“Party of One: The Loners’ Manifesto” by Anneli Rufus (2003)

““Solitude” was seminal in challenging the established belief that “interpersonal relationships of an intimate kind are the chief, if not the only, source of human happiness.” Indeed, most self-help literature still places relationships at the center of human existence. Lucid and lyrical, Storr’s book cites numerous examples of brilliant scholars and artists — from Beethoven and Kant to Anne Sexton and Beatrix Potter — to demonstrate that solitude ranks alongside relationships in its impact on an individual’s well-being and productivity, as well as on society’s progress and health. But solitary activity is essential not only for geniuses, says Storr; the average person, too, is enriched by spending time alone. For fifteen years, readers have found inspiration and renewal in Storr’s erudite, compassionate vision of human experience.”

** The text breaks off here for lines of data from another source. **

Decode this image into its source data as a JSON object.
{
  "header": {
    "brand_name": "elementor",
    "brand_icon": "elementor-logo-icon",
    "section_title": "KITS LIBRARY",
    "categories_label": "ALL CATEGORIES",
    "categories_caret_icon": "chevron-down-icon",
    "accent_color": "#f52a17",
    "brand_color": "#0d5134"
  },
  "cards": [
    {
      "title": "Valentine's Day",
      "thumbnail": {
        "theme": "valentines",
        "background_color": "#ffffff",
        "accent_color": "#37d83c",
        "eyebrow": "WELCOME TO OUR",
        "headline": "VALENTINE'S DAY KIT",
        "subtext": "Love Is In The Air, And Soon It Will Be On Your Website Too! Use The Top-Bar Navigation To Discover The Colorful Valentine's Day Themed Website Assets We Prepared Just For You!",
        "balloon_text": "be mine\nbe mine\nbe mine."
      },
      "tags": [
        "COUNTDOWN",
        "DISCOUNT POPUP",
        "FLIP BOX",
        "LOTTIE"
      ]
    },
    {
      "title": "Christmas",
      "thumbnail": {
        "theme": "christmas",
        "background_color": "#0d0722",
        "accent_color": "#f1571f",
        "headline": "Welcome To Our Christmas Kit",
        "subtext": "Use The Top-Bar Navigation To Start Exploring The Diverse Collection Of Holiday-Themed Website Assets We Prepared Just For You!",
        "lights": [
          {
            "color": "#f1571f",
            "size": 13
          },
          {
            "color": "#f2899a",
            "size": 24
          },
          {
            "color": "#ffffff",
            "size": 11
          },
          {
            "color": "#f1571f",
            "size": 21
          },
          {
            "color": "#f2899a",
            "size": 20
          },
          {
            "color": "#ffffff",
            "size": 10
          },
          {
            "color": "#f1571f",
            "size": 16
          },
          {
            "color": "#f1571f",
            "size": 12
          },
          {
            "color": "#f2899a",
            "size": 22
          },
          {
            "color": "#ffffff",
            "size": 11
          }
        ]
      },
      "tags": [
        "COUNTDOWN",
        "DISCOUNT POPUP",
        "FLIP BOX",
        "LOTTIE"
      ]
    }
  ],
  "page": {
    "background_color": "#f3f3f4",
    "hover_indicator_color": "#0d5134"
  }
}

“Solitude: A Return to the Self” by Anthony Storr (1988, 2005)

For six years, Lionel Fisher lived by himself on a remote Pacific Northwest beach, where he had ample time to reflect on how to use solitude to become a happier, more fulfilled person. In a writing style at once eloquent and down to earth, Fisher interweaves his own experiences with other people’s real-life stories to affirm the life-changing benefits of being alone.

“Celebrating Time Alone: Stories Of Splendid Solitude” by Lionel Fisher (2001)

The cause of all human trouble is our inability to sit quietly in our rooms alone, wrote the essayist Montaigne. A small number around the country who have chosen to live as hermits do just that, 24/7.

Hermits are those who choose to live alone in silence for religious reasons. They dwell on the fringes of the church, but contemporary hermits might live right in your neighborhood.
Catholic solitaries are one of two expressions of the religious life: the cenobitic — the monk or friar — and the eremitic. That eremetic life has a long tradition in the church, beginning with the desert saints of the second and third centuries. At one time, the Requiem Mass for the dead was said at the profession ceremony, then the hermit departed into the wilderness to live on bread, water or goat’s milk, never to be seen again.

Hermits still exist today and have adapted to new circumstances.

“Sacristans of Emptiness”
National Catholic Reporter | 2/26/2004 | Rich Heffern